I’m also running a AMD Phenom II 955 Black CPU, which was at a very nice price point when I bought it. A lot of the Intel i5 series and practically all the i7 series are better but they’re significantly more expensive. The Black series is very overclockable, but I haven’t had the need. When I did my research, there were some i5 processors that were at nice price points above my CPU, but it hasn’t been a limiting factor. It could be the bottleneck be for video processing, but I don’t know much about that.

Crysis 2? Now you are talking monitor screen resolution and I would guess at least an AMD HD6850.

You should probably specify your budget.

I have dual 24" 1080p’s. I was hoping/expecting to spend less than $800 total for those 5 components. I might even hold onto my case,since I just realized I had a mini-tower in the closet which my current MB can probably fit. It might not have sufficient cooling for my old system tho…

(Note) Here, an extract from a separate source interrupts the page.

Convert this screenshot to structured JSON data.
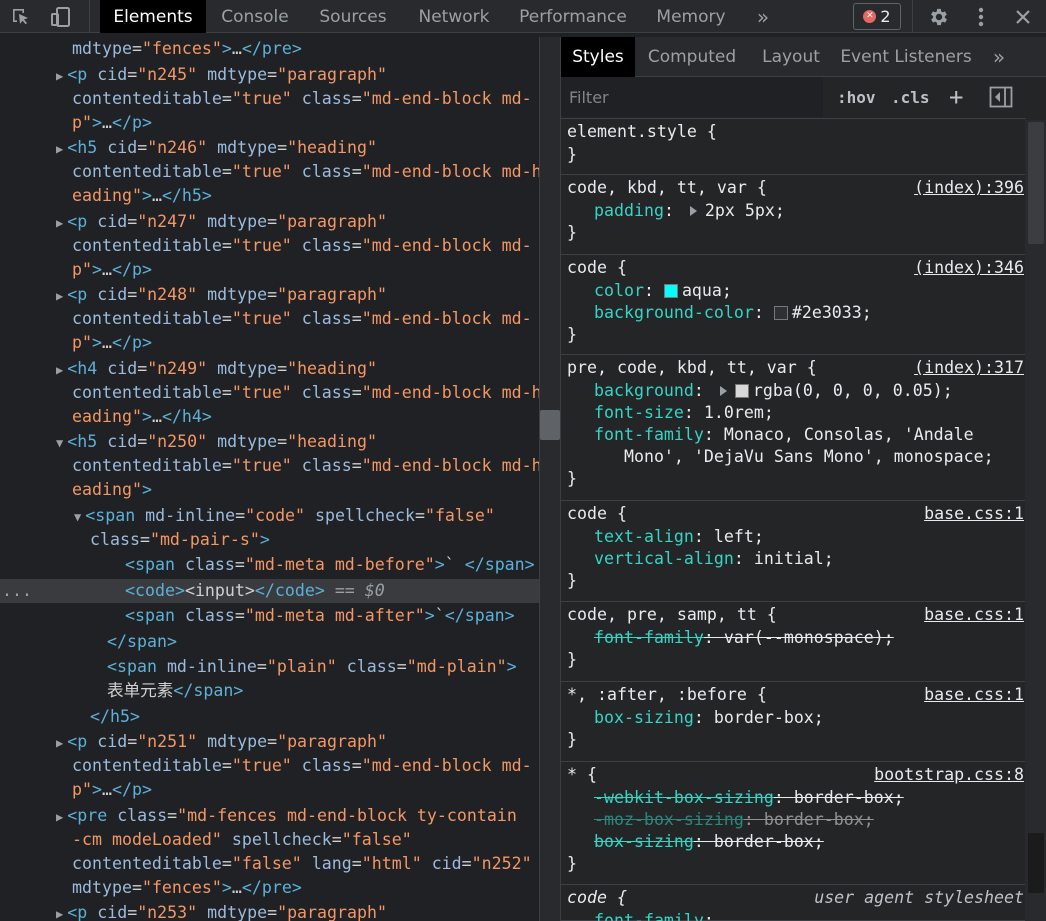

I was a HUGE AMD evangelist for a long time. I’ve been a PC hardware enthusiast for over a decade now. Build my own systems, build systems for others, etc.

I think AMD’s high-point (from an enthusiast view) was back in the Thunderbird era (Late 90s, early 2000s.) These processors completely smoked the Intel offerings of the time, and for much cheaper. The comparable Intel processors - PIII and early P4s were frankly bad.

I was a bit reluctant to switch at first, but by the mid 2000s it was undeniable. Intel was putting out some really great CPUs. AMD was floundering. It was late and poor to the multi-core processor push.

So these days, I wouldn’t buy an AMD processor. It pains me, but they’ve fallen back into “budget CPU” territory. They’re not terrible, but the cost difference isn’t nearly good enough for me to recommend a budget AMD chip over a slightly more expensive but much better Intel CPU.

Regarding graphics cards - I’ve been unhappy with nVidia for a long time. My first nVidia card was a Riva TNT2, and that thing was glorious for its time (late 90s). I went Radeon (ATI, now part of AMD) in the early 2000s and loved it.

Caveat - the last nVidia card I bought was 2007. I installed it, had a terrible experience (shitty, shitty drivers, optimization and options) and returned it three days later.

I still love ATI cards, because the driver support is so good. ATI is great at constantly releasing new Catalyst drivers, and that makes a huge deal. Plus they’re easy to tinker with - graphics settings, overclocking, benchmarking, etc. I’ll still pick an ATI card over an nVidia card any day of the week.

I think you can see one thing in this thread: Brand loyalty is not much of a factor for PC builders. Whatever is objectively the best for the task is going to be bought.

That said, fusoya, you sound to me like deep inside you want to see Crysis, not Crysis 2, on max settings. It’s there someplace, lurking in your limbic system. You’ve been telling yourself 80’s games are fun but you know that watching a pretty sunset before blowing away a bunch of North Koreans is real fun.

Here’s what I put together based on your stated and unconscious wants:

The total was $500.

That leaves you $200 to buy the 6870 (slightly better than SenorBeef’s 5850). It won’t play Crysis at max settings 1080p but it will come close and I think by the end of this thread you will admit that you want a raging card or maybe even a crossfire rig.

If you think you are going to buy that processor, buy a decent heatsink, the only reason to buy it is for the overclocking - the supereasy and impressive overclocking.